Data supplied
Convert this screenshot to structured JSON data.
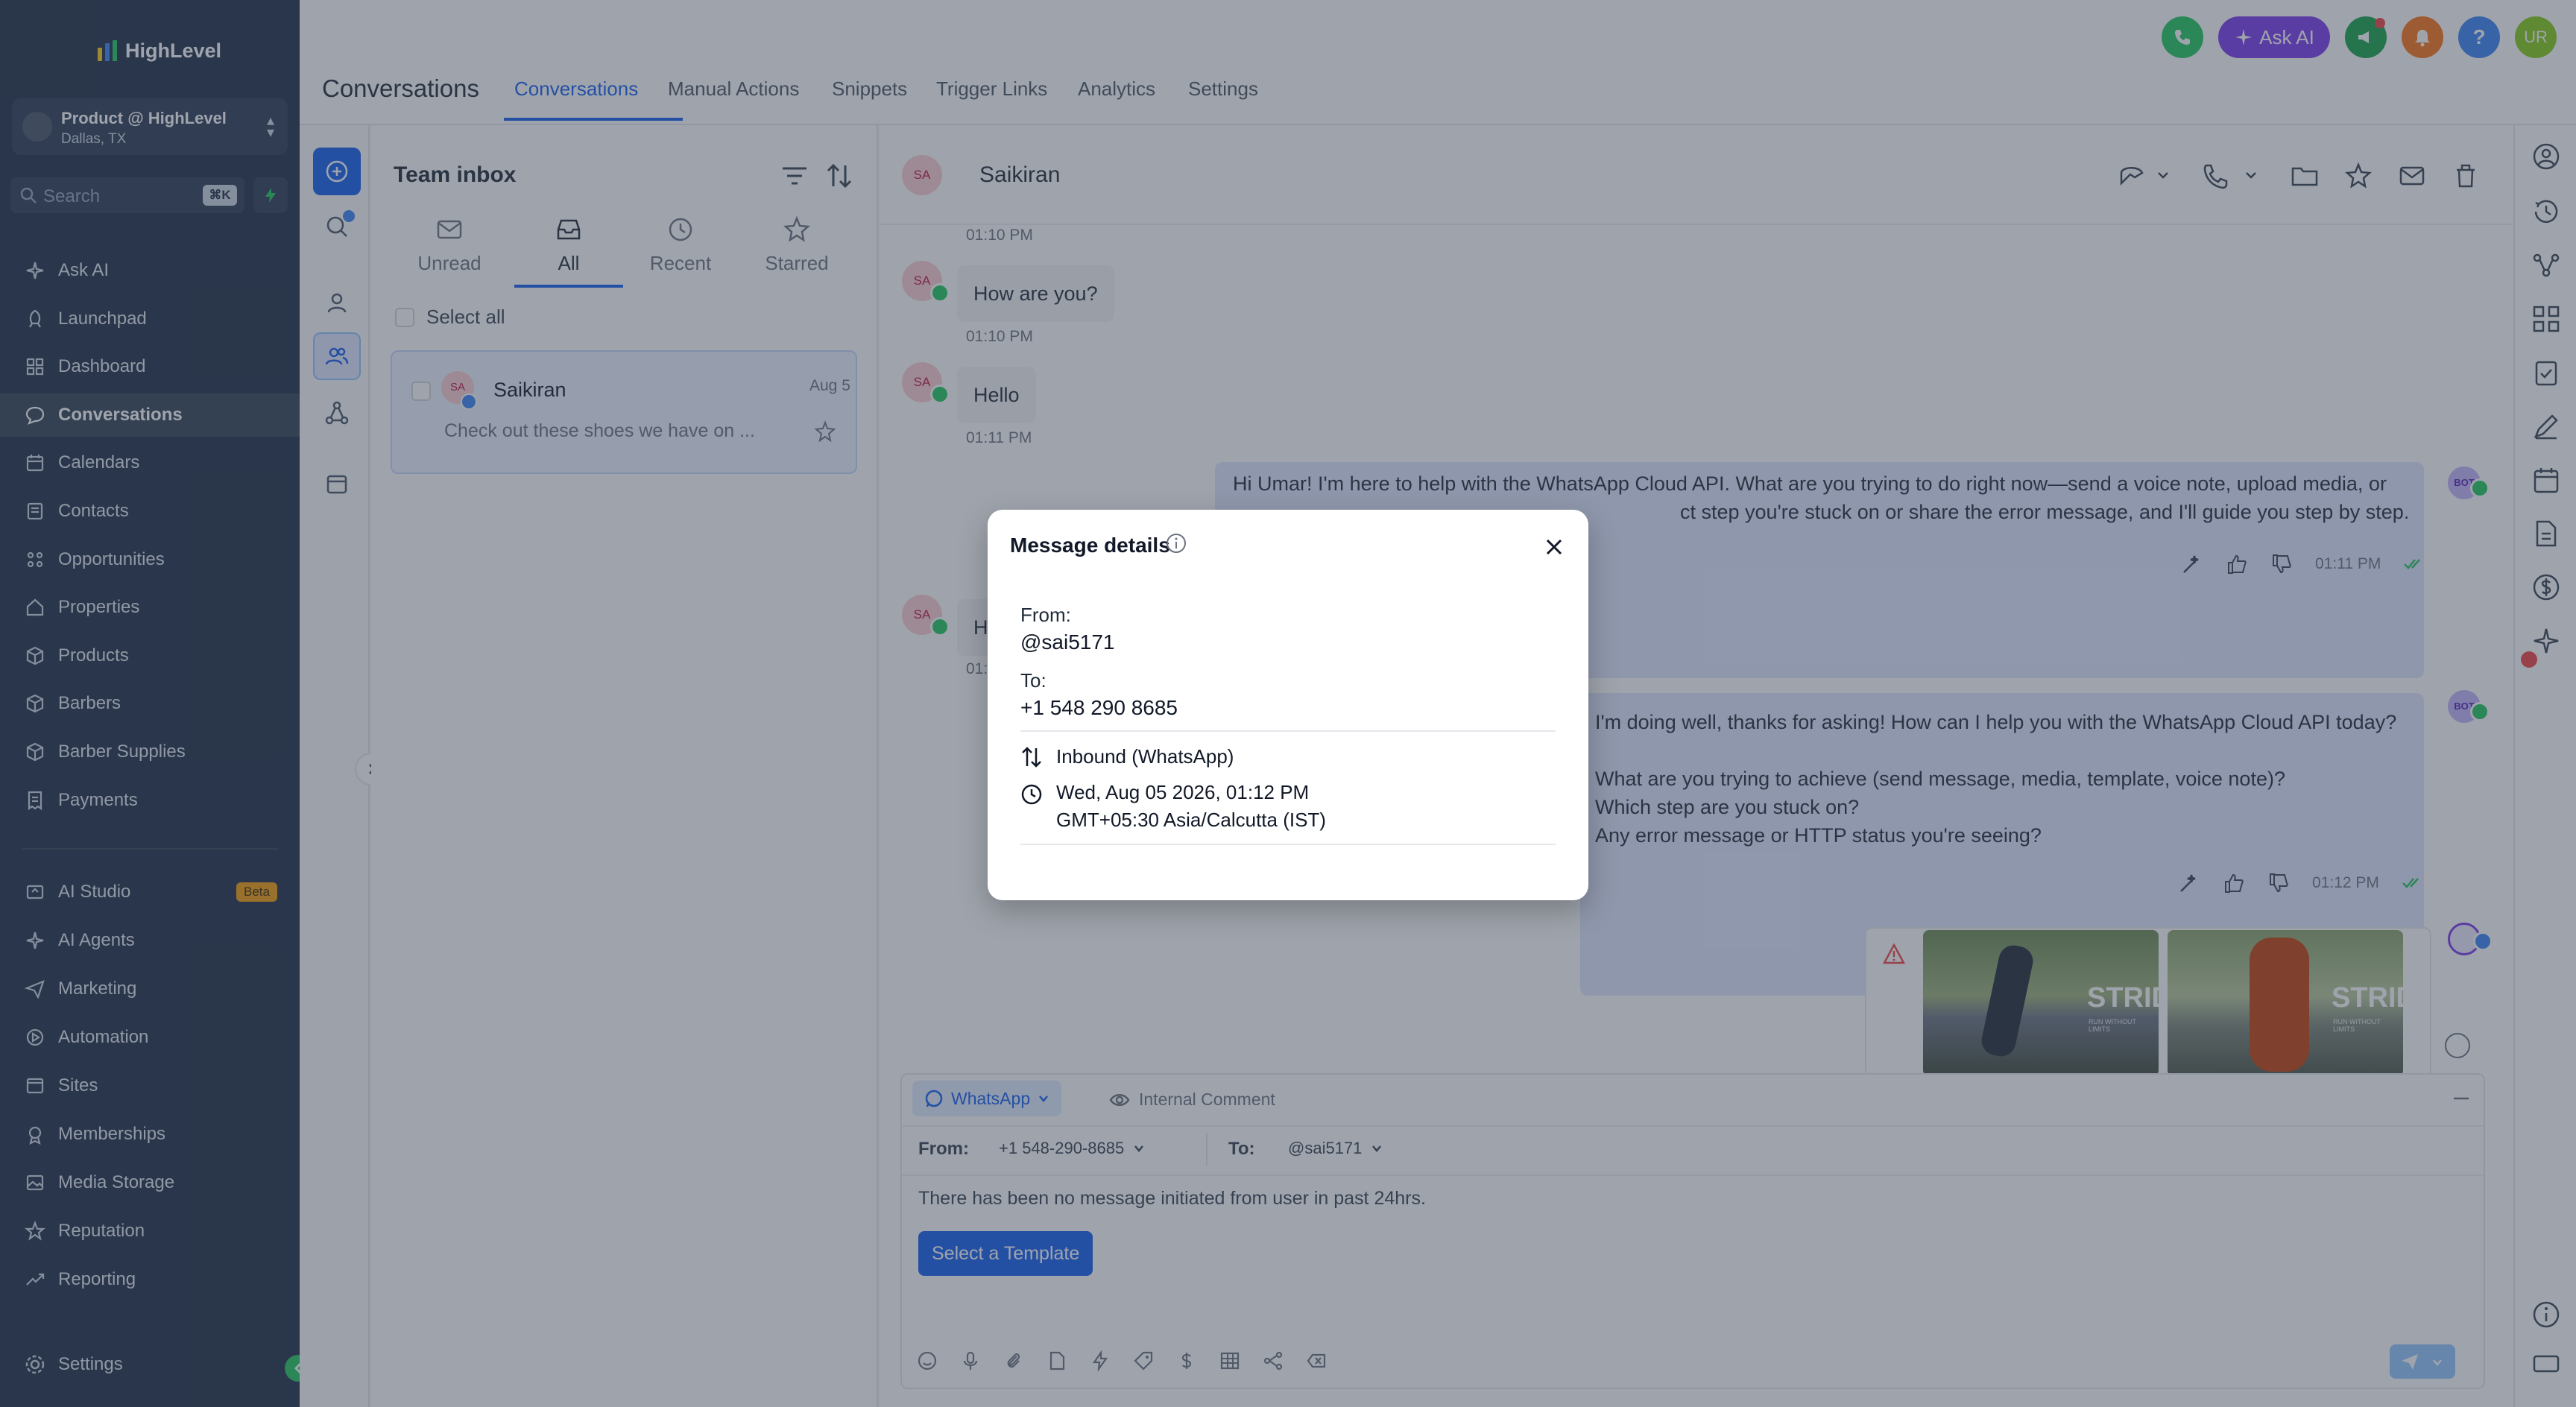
{
  "brand": {
    "name": "HighLevel"
  },
  "account": {
    "name": "Product @ HighLevel",
    "location": "Dallas, TX"
  },
  "sidebar": {
    "search_placeholder": "Search",
    "search_shortcut": "⌘K",
    "items": [
      {
        "label": "Ask AI",
        "icon": "sparkle-icon"
      },
      {
        "label": "Launchpad",
        "icon": "rocket-icon"
      },
      {
        "label": "Dashboard",
        "icon": "grid-icon"
      },
      {
        "label": "Conversations",
        "icon": "chat-bubble-icon",
        "active": true
      },
      {
        "label": "Calendars",
        "icon": "calendar-icon"
      },
      {
        "label": "Contacts",
        "icon": "contacts-icon"
      },
      {
        "label": "Opportunities",
        "icon": "opportunities-icon"
      },
      {
        "label": "Properties",
        "icon": "home-icon"
      },
      {
        "label": "Products",
        "icon": "box-icon"
      },
      {
        "label": "Barbers",
        "icon": "box-icon"
      },
      {
        "label": "Barber Supplies",
        "icon": "box-icon"
      },
      {
        "label": "Payments",
        "icon": "receipt-icon"
      }
    ],
    "items2": [
      {
        "label": "AI Studio",
        "icon": "ai-studio-icon",
        "badge": "Beta"
      },
      {
        "label": "AI Agents",
        "icon": "sparkle-icon"
      },
      {
        "label": "Marketing",
        "icon": "send-icon"
      },
      {
        "label": "Automation",
        "icon": "automation-icon"
      },
      {
        "label": "Sites",
        "icon": "sites-icon"
      },
      {
        "label": "Memberships",
        "icon": "membership-icon"
      },
      {
        "label": "Media Storage",
        "icon": "image-icon"
      },
      {
        "label": "Reputation",
        "icon": "star-icon"
      },
      {
        "label": "Reporting",
        "icon": "trend-icon"
      }
    ],
    "settings_label": "Settings"
  },
  "header": {
    "page_title": "Conversations",
    "tabs": [
      "Conversations",
      "Manual Actions",
      "Snippets",
      "Trigger Links",
      "Analytics",
      "Settings"
    ],
    "ask_ai": "Ask AI",
    "user_initials": "UR"
  },
  "inbox": {
    "title": "Team inbox",
    "tabs": [
      "Unread",
      "All",
      "Recent",
      "Starred"
    ],
    "select_all": "Select all",
    "conversation": {
      "initials": "SA",
      "name": "Saikiran",
      "date": "Aug 5",
      "preview": "Check out these shoes we have on ..."
    }
  },
  "chat": {
    "contact_initials": "SA",
    "contact_name": "Saikiran",
    "messages": [
      {
        "time": "01:10 PM"
      },
      {
        "text": "How are you?",
        "time": "01:10 PM"
      },
      {
        "text": "Hello",
        "time": "01:11 PM"
      },
      {
        "text_1": "Hi Umar! I'm here to help with the WhatsApp Cloud API. What are you trying to do right now—send a voice note, upload media, or",
        "text_2": "ct step you're stuck on or share the error message, and I'll guide you step by step.",
        "time": "01:11 PM"
      },
      {
        "text": "H",
        "time": "01:"
      },
      {
        "line1": "I'm doing well, thanks for asking! How can I help you with the WhatsApp Cloud API today?",
        "line2": "What are you trying to achieve (send message, media, template, voice note)?",
        "line3": "Which step are you stuck on?",
        "line4": "Any error message or HTTP status you're seeing?",
        "time": "01:12 PM"
      }
    ],
    "promo_text": "STRID",
    "promo_sub": "RUN WITHOUT LIMITS",
    "bot_badge": "BOT"
  },
  "composer": {
    "channel": "WhatsApp",
    "internal_comment": "Internal Comment",
    "from_label": "From:",
    "from_value": "+1 548-290-8685",
    "to_label": "To:",
    "to_value": "@sai5171",
    "notice": "There has been no message initiated from user in past 24hrs.",
    "template_button": "Select a Template"
  },
  "modal": {
    "title": "Message details",
    "from_label": "From:",
    "from_value": "@sai5171",
    "to_label": "To:",
    "to_value": "+1 548 290 8685",
    "direction": "Inbound (WhatsApp)",
    "date": "Wed, Aug 05 2026, 01:12 PM",
    "timezone": "GMT+05:30 Asia/Calcutta (IST)"
  },
  "colors": {
    "sidebar_bg": "#1f2d45",
    "accent": "#155eef",
    "whatsapp": "#22c55e",
    "ask_ai": "#7c3aed",
    "overlay": "rgba(55,65,81,0.48)"
  }
}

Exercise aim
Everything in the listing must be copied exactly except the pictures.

Result for this exercise
Convert this screenshot to structured JSON data.
{
  "brand": {
    "name": "HighLevel"
  },
  "account": {
    "name": "Product @ HighLevel",
    "location": "Dallas, TX"
  },
  "sidebar": {
    "search_placeholder": "Search",
    "search_shortcut": "⌘K",
    "items": [
      {
        "label": "Ask AI",
        "icon": "sparkle-icon"
      },
      {
        "label": "Launchpad",
        "icon": "rocket-icon"
      },
      {
        "label": "Dashboard",
        "icon": "grid-icon"
      },
      {
        "label": "Conversations",
        "icon": "chat-bubble-icon",
        "active": true
      },
      {
        "label": "Calendars",
        "icon": "calendar-icon"
      },
      {
        "label": "Contacts",
        "icon": "contacts-icon"
      },
      {
        "label": "Opportunities",
        "icon": "opportunities-icon"
      },
      {
        "label": "Properties",
        "icon": "home-icon"
      },
      {
        "label": "Products",
        "icon": "box-icon"
      },
      {
        "label": "Barbers",
        "icon": "box-icon"
      },
      {
        "label": "Barber Supplies",
        "icon": "box-icon"
      },
      {
        "label": "Payments",
        "icon": "receipt-icon"
      }
    ],
    "items2": [
      {
        "label": "AI Studio",
        "icon": "ai-studio-icon",
        "badge": "Beta"
      },
      {
        "label": "AI Agents",
        "icon": "sparkle-icon"
      },
      {
        "label": "Marketing",
        "icon": "send-icon"
      },
      {
        "label": "Automation",
        "icon": "automation-icon"
      },
      {
        "label": "Sites",
        "icon": "sites-icon"
      },
      {
        "label": "Memberships",
        "icon": "membership-icon"
      },
      {
        "label": "Media Storage",
        "icon": "image-icon"
      },
      {
        "label": "Reputation",
        "icon": "star-icon"
      },
      {
        "label": "Reporting",
        "icon": "trend-icon"
      }
    ],
    "settings_label": "Settings"
  },
  "header": {
    "page_title": "Conversations",
    "tabs": [
      "Conversations",
      "Manual Actions",
      "Snippets",
      "Trigger Links",
      "Analytics",
      "Settings"
    ],
    "ask_ai": "Ask AI",
    "user_initials": "UR"
  },
  "inbox": {
    "title": "Team inbox",
    "tabs": [
      "Unread",
      "All",
      "Recent",
      "Starred"
    ],
    "select_all": "Select all",
    "conversation": {
      "initials": "SA",
      "name": "Saikiran",
      "date": "Aug 5",
      "preview": "Check out these shoes we have on ..."
    }
  },
  "chat": {
    "contact_initials": "SA",
    "contact_name": "Saikiran",
    "messages": [
      {
        "time": "01:10 PM"
      },
      {
        "text": "How are you?",
        "time": "01:10 PM"
      },
      {
        "text": "Hello",
        "time": "01:11 PM"
      },
      {
        "text_1": "Hi Umar! I'm here to help with the WhatsApp Cloud API. What are you trying to do right now—send a voice note, upload media, or",
        "text_2": "ct step you're stuck on or share the error message, and I'll guide you step by step.",
        "time": "01:11 PM"
      },
      {
        "text": "H",
        "time": "01:"
      },
      {
        "line1": "I'm doing well, thanks for asking! How can I help you with the WhatsApp Cloud API today?",
        "line2": "What are you trying to achieve (send message, media, template, voice note)?",
        "line3": "Which step are you stuck on?",
        "line4": "Any error message or HTTP status you're seeing?",
        "time": "01:12 PM"
      }
    ],
    "promo_text": "STRID",
    "promo_sub": "RUN WITHOUT LIMITS",
    "bot_badge": "BOT"
  },
  "composer": {
    "channel": "WhatsApp",
    "internal_comment": "Internal Comment",
    "from_label": "From:",
    "from_value": "+1 548-290-8685",
    "to_label": "To:",
    "to_value": "@sai5171",
    "notice": "There has been no message initiated from user in past 24hrs.",
    "template_button": "Select a Template"
  },
  "modal": {
    "title": "Message details",
    "from_label": "From:",
    "from_value": "@sai5171",
    "to_label": "To:",
    "to_value": "+1 548 290 8685",
    "direction": "Inbound (WhatsApp)",
    "date": "Wed, Aug 05 2026, 01:12 PM",
    "timezone": "GMT+05:30 Asia/Calcutta (IST)"
  },
  "colors": {
    "sidebar_bg": "#1f2d45",
    "accent": "#155eef",
    "whatsapp": "#22c55e",
    "ask_ai": "#7c3aed",
    "overlay": "rgba(55,65,81,0.48)"
  }
}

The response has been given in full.